Which lines in the entries below contain the string "JSONFragmenter"? Show each of them in full.

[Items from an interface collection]
>>>>
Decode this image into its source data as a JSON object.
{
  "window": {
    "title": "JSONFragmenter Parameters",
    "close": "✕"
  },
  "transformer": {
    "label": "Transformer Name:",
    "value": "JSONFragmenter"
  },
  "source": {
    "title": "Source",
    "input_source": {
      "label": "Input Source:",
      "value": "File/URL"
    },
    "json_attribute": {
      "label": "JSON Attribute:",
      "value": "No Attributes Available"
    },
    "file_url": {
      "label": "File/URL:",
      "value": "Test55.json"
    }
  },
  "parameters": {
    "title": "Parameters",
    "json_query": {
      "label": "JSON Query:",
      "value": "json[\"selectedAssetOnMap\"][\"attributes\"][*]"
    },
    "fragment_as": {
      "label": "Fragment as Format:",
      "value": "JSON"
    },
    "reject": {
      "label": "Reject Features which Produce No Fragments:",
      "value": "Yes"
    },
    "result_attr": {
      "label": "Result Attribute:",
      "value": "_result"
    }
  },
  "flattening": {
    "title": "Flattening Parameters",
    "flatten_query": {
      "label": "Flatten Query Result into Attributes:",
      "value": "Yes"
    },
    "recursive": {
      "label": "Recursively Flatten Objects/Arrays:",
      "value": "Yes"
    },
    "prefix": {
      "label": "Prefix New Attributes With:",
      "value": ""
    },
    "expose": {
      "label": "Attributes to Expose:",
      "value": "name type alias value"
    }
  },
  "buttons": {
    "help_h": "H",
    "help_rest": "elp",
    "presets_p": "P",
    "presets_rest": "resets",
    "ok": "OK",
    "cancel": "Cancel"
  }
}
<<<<
__Response for this exercise__
    "title": "JSONFragmenter Parameters",
    "value": "JSONFragmenter"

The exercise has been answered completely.